‘I had two people that were very close to me tell me I couldn’t do it. Things were just starting to pick up. I was so heartbroken; there were two ways I could have gone. Either agree and give up or to treat it like a wake-up call.’ Robyn managed to pull herself out of the pain and go with the latter. The comments had set a fire under her to prove them wrong; she realized she had been relying way too much on everyone else’s opinion. 

Robyn worked hard to push herself through feeling nervous or scared and find the strength within herself to continue

‘It’s definitely been the hardest part of being a business owner. It’s not something that never really goes away. I feel like it’s only been in the past couple of years that I’ve had success really overcoming my own demons. And I’ve been a business owner for over 12 years.’ 

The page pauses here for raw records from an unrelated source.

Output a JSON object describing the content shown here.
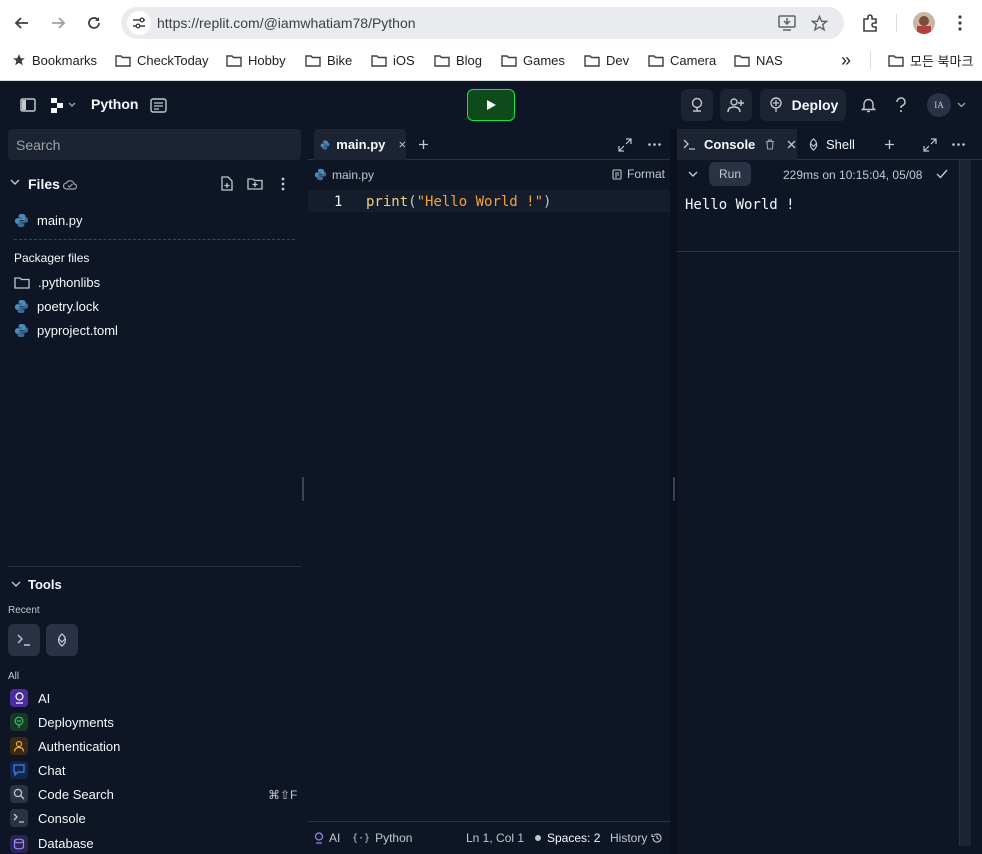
{
  "browser": {
    "url": "https://replit.com/@iamwhatiam78/Python",
    "bookmarks": [
      {
        "label": "Bookmarks",
        "icon": "star-icon"
      },
      {
        "label": "CheckToday",
        "icon": "folder-icon"
      },
      {
        "label": "Hobby",
        "icon": "folder-icon"
      },
      {
        "label": "Bike",
        "icon": "folder-icon"
      },
      {
        "label": "iOS",
        "icon": "folder-icon"
      },
      {
        "label": "Blog",
        "icon": "folder-icon"
      },
      {
        "label": "Games",
        "icon": "folder-icon"
      },
      {
        "label": "Dev",
        "icon": "folder-icon"
      },
      {
        "label": "Camera",
        "icon": "folder-icon"
      },
      {
        "label": "NAS",
        "icon": "folder-icon"
      }
    ],
    "more_bookmarks": "»",
    "all_bookmarks": "모든 북마크"
  },
  "app": {
    "repl_name": "Python",
    "deploy_label": "Deploy",
    "avatar_initials": "IA",
    "accent": "#0ce74c"
  },
  "files": {
    "search_placeholder": "Search",
    "title": "Files",
    "items": [
      {
        "name": "main.py",
        "icon": "python-icon"
      }
    ],
    "packager_label": "Packager files",
    "packager_items": [
      {
        "name": ".pythonlibs",
        "icon": "folder-icon"
      },
      {
        "name": "poetry.lock",
        "icon": "python-icon"
      },
      {
        "name": "pyproject.toml",
        "icon": "python-icon"
      }
    ]
  },
  "tools": {
    "title": "Tools",
    "recent_label": "Recent",
    "all_label": "All",
    "items": [
      {
        "label": "AI",
        "icon": "ai-icon",
        "color": "#7c4dff"
      },
      {
        "label": "Deployments",
        "icon": "deployments-icon",
        "color": "#3ac06d"
      },
      {
        "label": "Authentication",
        "icon": "user-icon",
        "color": "#f2a33c"
      },
      {
        "label": "Chat",
        "icon": "chat-icon",
        "color": "#3b82f6"
      },
      {
        "label": "Code Search",
        "icon": "search-icon",
        "color": "#c2c8cc",
        "shortcut": "⌘⇧F"
      },
      {
        "label": "Console",
        "icon": "console-icon",
        "color": "#c2c8cc"
      },
      {
        "label": "Database",
        "icon": "database-icon",
        "color": "#9b87f5"
      }
    ]
  },
  "editor": {
    "tab_label": "main.py",
    "breadcrumb": "main.py",
    "format_label": "Format",
    "line_number": "1",
    "code": {
      "func": "print",
      "open": "(",
      "string": "\"Hello World !\"",
      "close": ")"
    },
    "status": {
      "ai": "AI",
      "language": "Python",
      "position": "Ln 1, Col 1",
      "spaces": "Spaces: 2",
      "history": "History"
    }
  },
  "console": {
    "tab_console": "Console",
    "tab_shell": "Shell",
    "run_label": "Run",
    "run_info": "229ms on 10:15:04, 05/08",
    "output": "Hello World !"
  }
}
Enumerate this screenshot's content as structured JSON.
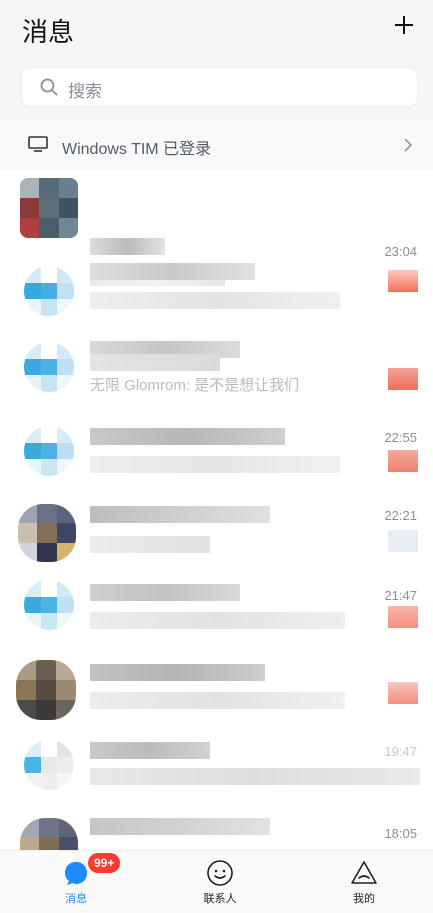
{
  "header": {
    "title": "消息",
    "add_icon": "plus-icon"
  },
  "search": {
    "placeholder": "搜索",
    "icon": "search-icon"
  },
  "device_banner": {
    "text": "Windows TIM 已登录",
    "icon": "desktop-icon",
    "arrow": "chevron-right-icon"
  },
  "conversations": [
    {
      "time": "23:04",
      "snippet": ""
    },
    {
      "time": "",
      "snippet": ""
    },
    {
      "time": "",
      "snippet": "无限 Glomrom: 是不是想让我们"
    },
    {
      "time": "22:55",
      "snippet": ""
    },
    {
      "time": "22:21",
      "snippet": ""
    },
    {
      "time": "21:47",
      "snippet": ""
    },
    {
      "time": "",
      "snippet": ""
    },
    {
      "time": "19:47",
      "snippet": ""
    },
    {
      "time": "18:05",
      "snippet": ""
    }
  ],
  "tabbar": {
    "messages_label": "消息",
    "messages_badge": "99+",
    "contacts_label": "联系人",
    "me_label": "我的"
  },
  "colors": {
    "accent": "#1a8cff",
    "badge": "#ff3b30"
  }
}
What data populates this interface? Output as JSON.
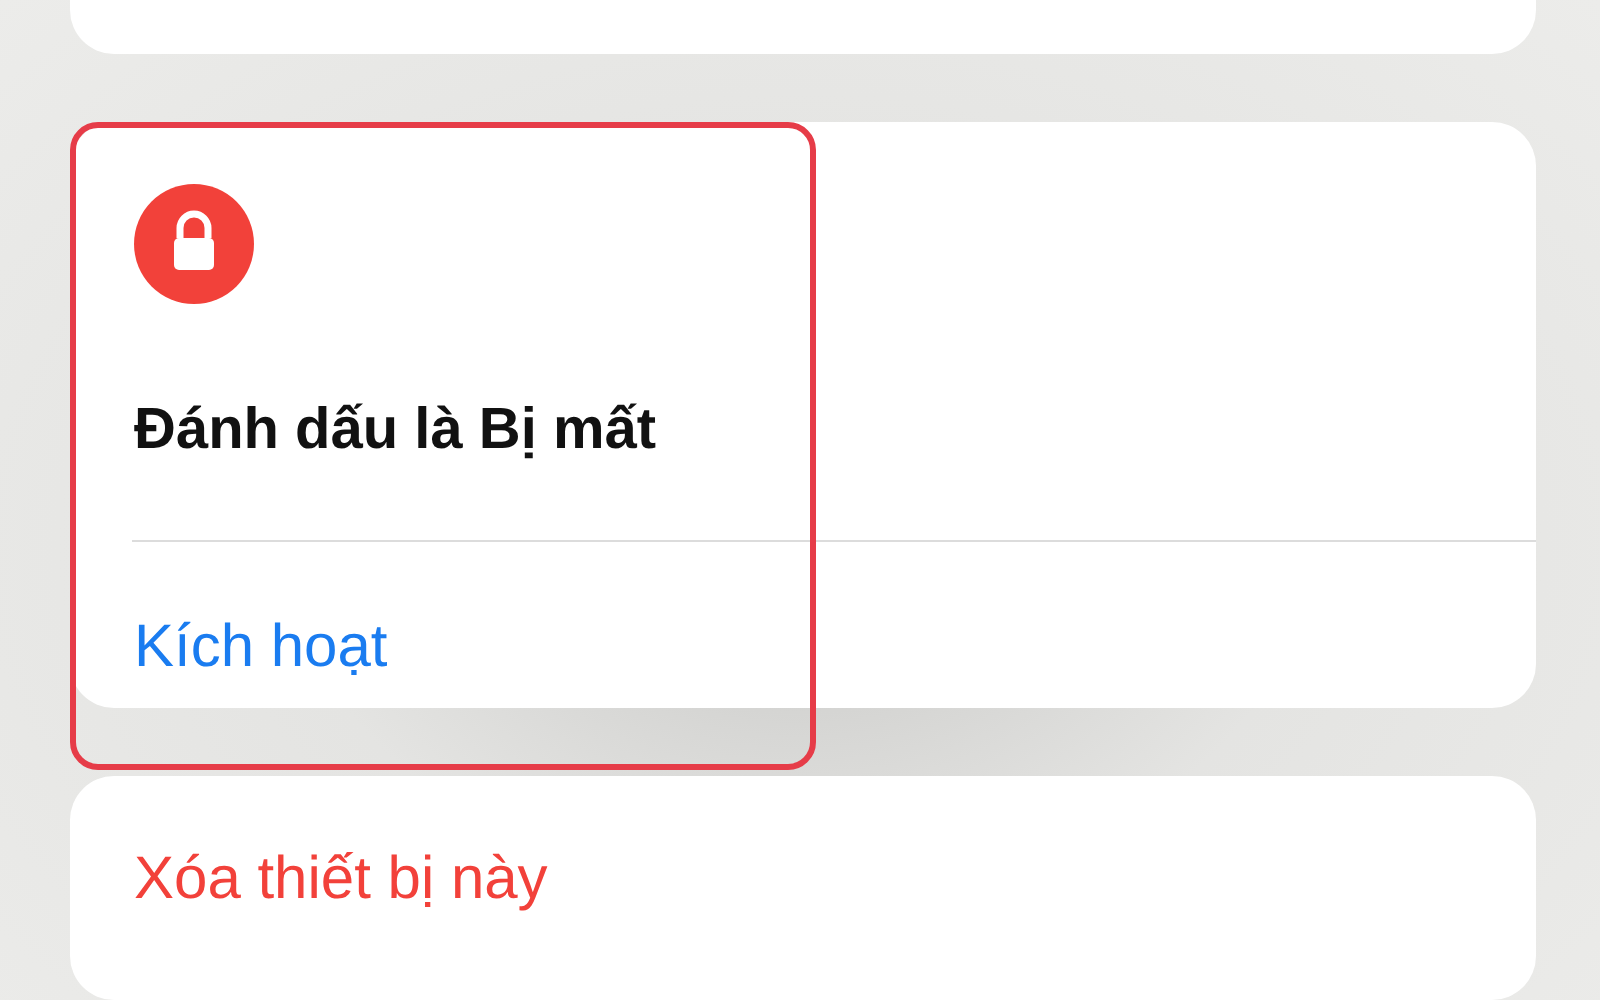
{
  "lost_mode": {
    "title": "Đánh dấu là Bị mất",
    "action": "Kích hoạt",
    "highlighted": true
  },
  "erase": {
    "label": "Xóa thiết bị này"
  }
}
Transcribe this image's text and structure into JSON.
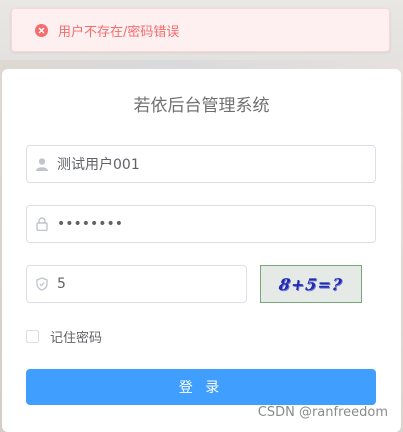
{
  "alert": {
    "message": "用户不存在/密码错误",
    "icon": "error-circle-icon",
    "color": "#f56c6c"
  },
  "login": {
    "title": "若依后台管理系统",
    "username": {
      "value": "测试用户001",
      "icon": "user-icon"
    },
    "password": {
      "value": "••••••••",
      "icon": "lock-icon"
    },
    "code": {
      "value": "5",
      "icon": "shield-icon"
    },
    "captcha_text": "8+5=?",
    "remember_label": "记住密码",
    "submit_label": "登 录",
    "accent": "#409eff"
  },
  "watermark": "CSDN @ranfreedom"
}
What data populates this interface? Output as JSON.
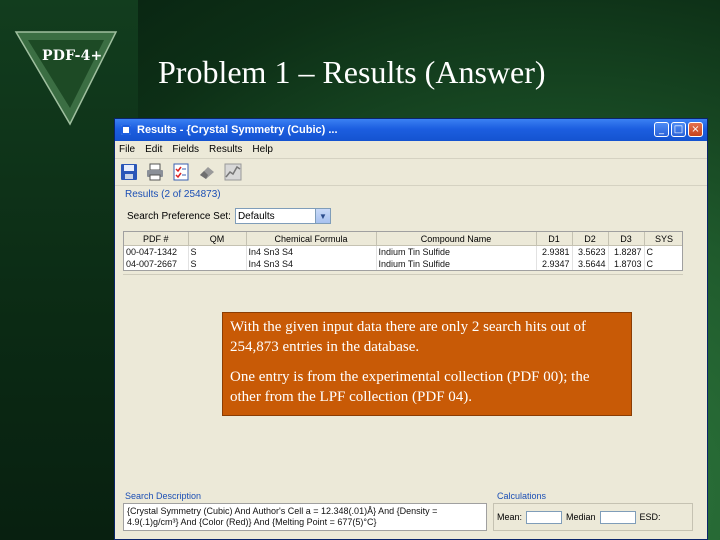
{
  "slide": {
    "logo_text": "PDF-4+",
    "title": "Problem 1 – Results (Answer)"
  },
  "window": {
    "title": "Results - {Crystal Symmetry (Cubic) ...",
    "buttons": {
      "minimize": "_",
      "maximize": "□",
      "close": "×"
    }
  },
  "menu": [
    "File",
    "Edit",
    "Fields",
    "Results",
    "Help"
  ],
  "toolbar_icons": [
    "save-icon",
    "print-icon",
    "checklist-icon",
    "eraser-icon",
    "graph-icon"
  ],
  "results": {
    "group_label": "Results (2 of 254873)",
    "search_pref_label": "Search Preference Set:",
    "search_pref_value": "Defaults",
    "columns": [
      "PDF #",
      "QM",
      "Chemical Formula",
      "Compound Name",
      "D1",
      "D2",
      "D3",
      "SYS"
    ],
    "rows": [
      [
        "00-047-1342",
        "S",
        "In4 Sn3 S4",
        "Indium Tin Sulfide",
        "2.9381",
        "3.5623",
        "1.8287",
        "C"
      ],
      [
        "04-007-2667",
        "S",
        "In4 Sn3 S4",
        "Indium Tin Sulfide",
        "2.9347",
        "3.5644",
        "1.8703",
        "C"
      ]
    ]
  },
  "callout": {
    "p1": "With the given input data there are only 2 search hits out of 254,873 entries in the database.",
    "p2": "One entry is from the experimental collection (PDF 00); the other from the LPF collection (PDF 04)."
  },
  "search_description": {
    "label": "Search Description",
    "text": "{Crystal Symmetry (Cubic) And Author's Cell a = 12.348(.01)Å} And {Density = 4.9(.1)g/cm³} And {Color (Red)} And {Melting Point = 677(5)°C}"
  },
  "calculations": {
    "label": "Calculations",
    "mean_label": "Mean:",
    "median_label": "Median",
    "esd_label": "ESD:"
  }
}
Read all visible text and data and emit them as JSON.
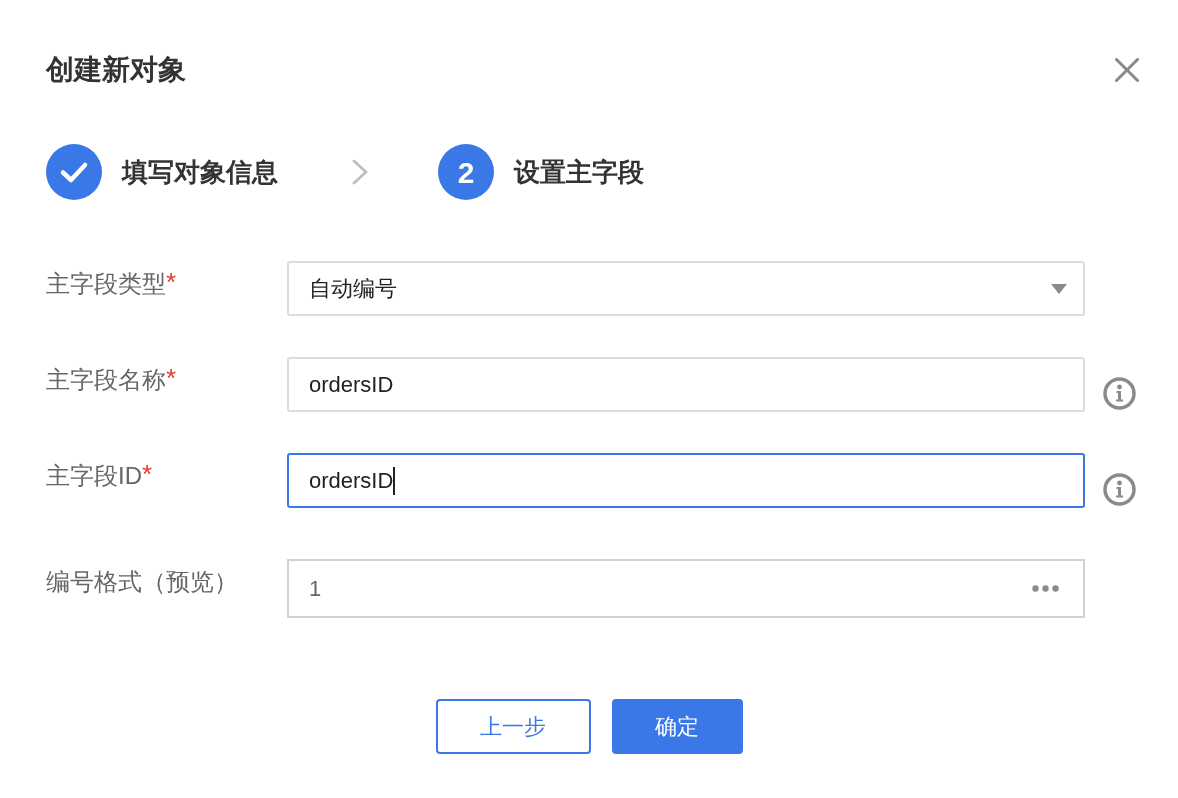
{
  "dialog": {
    "title": "创建新对象"
  },
  "steps": [
    {
      "label": "填写对象信息",
      "completed": true
    },
    {
      "label": "设置主字段",
      "completed": false,
      "number": "2"
    }
  ],
  "fields": [
    {
      "kind": "select",
      "label": "主字段类型",
      "required_mark": "*",
      "value": "自动编号",
      "focused": false,
      "info": false
    },
    {
      "kind": "text",
      "label": "主字段名称",
      "required_mark": "*",
      "value": "ordersID",
      "focused": false,
      "info": true
    },
    {
      "kind": "text",
      "label": "主字段ID",
      "required_mark": "*",
      "value": "ordersID",
      "focused": true,
      "info": true
    },
    {
      "kind": "picker",
      "label": "编号格式（预览）",
      "value": "1",
      "focused": false,
      "info": false
    }
  ],
  "buttons": [
    {
      "label": "上一步",
      "kind": "secondary"
    },
    {
      "label": "确定",
      "kind": "primary"
    }
  ]
}
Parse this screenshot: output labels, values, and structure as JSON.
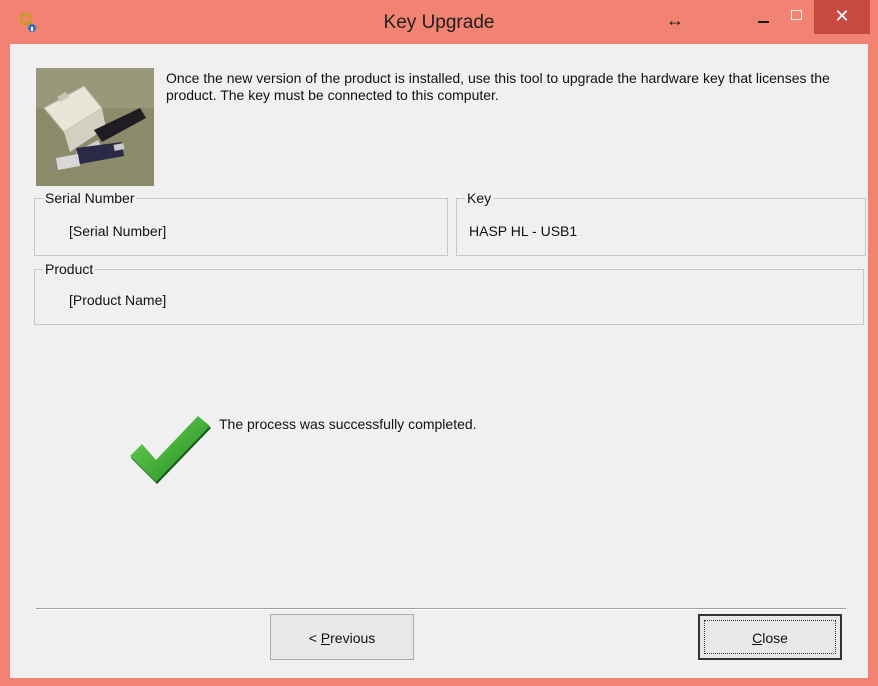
{
  "window": {
    "title": "Key Upgrade",
    "controls": {
      "resize_glyph": "↔",
      "close_glyph": "✕"
    }
  },
  "intro_text": "Once the new version of the product is installed, use this tool to upgrade the hardware key that licenses the product. The key must be connected to this computer.",
  "serial_group": {
    "label": "Serial Number",
    "value": "[Serial Number]"
  },
  "key_group": {
    "label": "Key",
    "value": "HASP HL - USB1"
  },
  "product_group": {
    "label": "Product",
    "value": "[Product Name]"
  },
  "status": {
    "icon": "green-checkmark-icon",
    "message": "The process was successfully completed."
  },
  "buttons": {
    "previous_prefix": "< ",
    "previous_accel": "P",
    "previous_rest": "revious",
    "close_accel": "C",
    "close_rest": "lose"
  },
  "colors": {
    "titlebar": "#f28372",
    "close_button": "#c74940",
    "client_bg": "#f0f0f0",
    "check_green": "#2ea52a"
  }
}
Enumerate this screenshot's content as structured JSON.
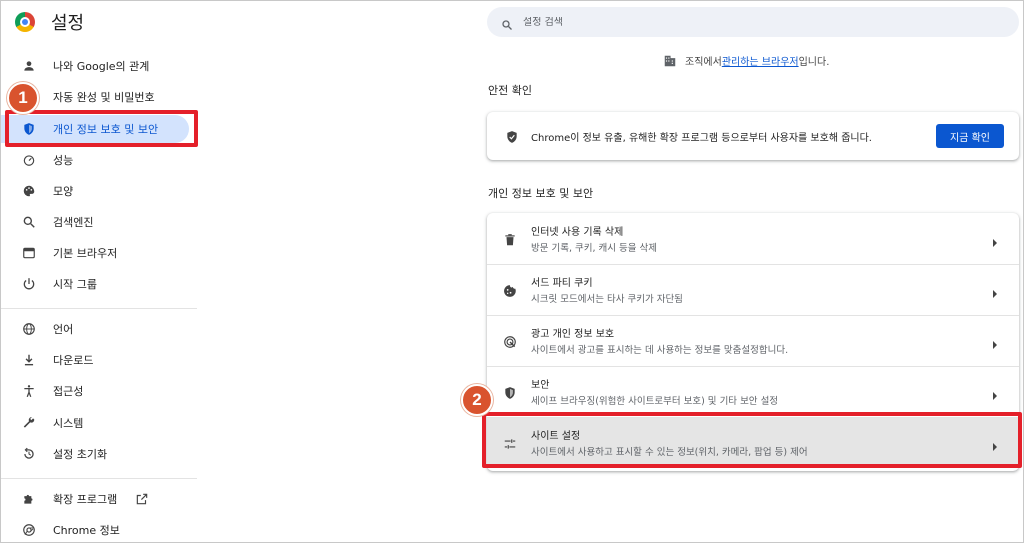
{
  "app": {
    "title": "설정"
  },
  "sidebar": {
    "items": [
      {
        "label": "나와 Google의 관계",
        "icon": "person-icon"
      },
      {
        "label": "자동 완성 및 비밀번호",
        "icon": "clipboard-icon"
      },
      {
        "label": "개인 정보 보호 및 보안",
        "icon": "shield-icon",
        "active": true
      },
      {
        "label": "성능",
        "icon": "speedometer-icon"
      },
      {
        "label": "모양",
        "icon": "palette-icon"
      },
      {
        "label": "검색엔진",
        "icon": "search-icon"
      },
      {
        "label": "기본 브라우저",
        "icon": "browser-icon"
      },
      {
        "label": "시작 그룹",
        "icon": "power-icon"
      },
      {
        "label": "언어",
        "icon": "globe-icon"
      },
      {
        "label": "다운로드",
        "icon": "download-icon"
      },
      {
        "label": "접근성",
        "icon": "accessibility-icon"
      },
      {
        "label": "시스템",
        "icon": "wrench-icon"
      },
      {
        "label": "설정 초기화",
        "icon": "reset-icon"
      },
      {
        "label": "확장 프로그램",
        "icon": "puzzle-icon"
      },
      {
        "label": "Chrome 정보",
        "icon": "chrome-icon"
      }
    ]
  },
  "badges": {
    "first": "1",
    "second": "2"
  },
  "search": {
    "placeholder": "설정 검색"
  },
  "managed": {
    "prefix": "조직에서 ",
    "link": "관리하는 브라우저",
    "suffix": "입니다."
  },
  "safety_check": {
    "section_title": "안전 확인",
    "text": "Chrome이 정보 유출, 유해한 확장 프로그램 등으로부터 사용자를 보호해 줍니다.",
    "button": "지금 확인"
  },
  "privacy": {
    "section_title": "개인 정보 보호 및 보안",
    "rows": [
      {
        "title": "인터넷 사용 기록 삭제",
        "desc": "방문 기록, 쿠키, 캐시 등을 삭제",
        "icon": "trash-icon"
      },
      {
        "title": "서드 파티 쿠키",
        "desc": "시크릿 모드에서는 타사 쿠키가 자단됨",
        "icon": "cookie-icon"
      },
      {
        "title": "광고 개인 정보 보호",
        "desc": "사이트에서 광고를 표시하는 데 사용하는 정보를 맞춤설정합니다.",
        "icon": "ad-privacy-icon"
      },
      {
        "title": "보안",
        "desc": "세이프 브라우징(위험한 사이트로부터 보호) 및 기타 보안 설정",
        "icon": "security-shield-icon"
      },
      {
        "title": "사이트 설정",
        "desc": "사이트에서 사용하고 표시할 수 있는 정보(위치, 카메라, 팝업 등) 제어",
        "icon": "tune-icon"
      }
    ]
  },
  "colors": {
    "accent": "#0b57d0",
    "highlight": "#e4202a",
    "badge": "#d9532e",
    "active_bg": "#d3e3fd"
  }
}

These comments made about her potential was the turning point for Robyn. She made a conscious decision to prop herself up, instead of relying on others. She kept telling herself ‘I am actually going to be able to do this! It’s about being stubborn and saying, you know what, I’m going to prove them wrong’. She decided from that day forward to take any negative comments and turn them into a fire. ‘You know what, watch me! Now I have to do it just so I can not only prove to you, but I can prove to myself that I can.’

Robyn’s dedication paid off: now, some of her handmade products have been picked up by larger department stores. You can find some of her products in Nordstroms – the very store where she bought that first expensive face cream that set her off down this path in the first place.

Trusting and believing in herself was the hardest part of being a business owner for Robyn

All that self-work has helped Robyn to create a thriving business and she’s now confident in taking risks. She now finds herself excited to jump at opportunities, rather than weighed down with the insecurities of earlier years. ‘My landlord called during the pandemic and asked if I knew anyone looking for a new retail store. Without really thinking I said ‘oh my gosh, me! I want it! He asked if I was sure and I realized I was super sure.’

two dogs sitting on a sofa

Henrietta and Winston, Robyn’s dogs

So during a year when many businesses struggled to keep the doors open, Robyn took another big risk and opened a new store called Winston’s General. Winston is one of her dogs – her other dog, Henrietta, has her own dog care range of shampoos and balms that are now stocked in Urban Outfitters. She imagines Winston as more of a businessman. He inspired her to open a general store that stocks food items, gifting items and plants. Winston’s, against all odds, is doing incredibly well. ‘I had somebody come in the other day and say ‘well it looks nice, but you’re not going to survive the winter here.’ I’ve gotten to a point where I can respond ‘no, I am going to be just fine, thank you for your concern. I own another very successful business in town. I know what I’m doing. It’s definitely the hardest thing I’ve ever done – but it’s also the proudest I’ve ever felt!’

Having overcome self-doubt and imposter syndrome, Robyn is optimistic and looking forward to the future – with her two businesses!

Robyn is the founder of Handmade. She crafts simple yet high-quality products by hand and shares them both with her local community and across America through wholesaling to Nordstroms and Urban Outfitters.

Merchant Stories: Real entrepreneur stories from real people. If you’d like to share your merchant stories, email us.


Posted by Lani Kingston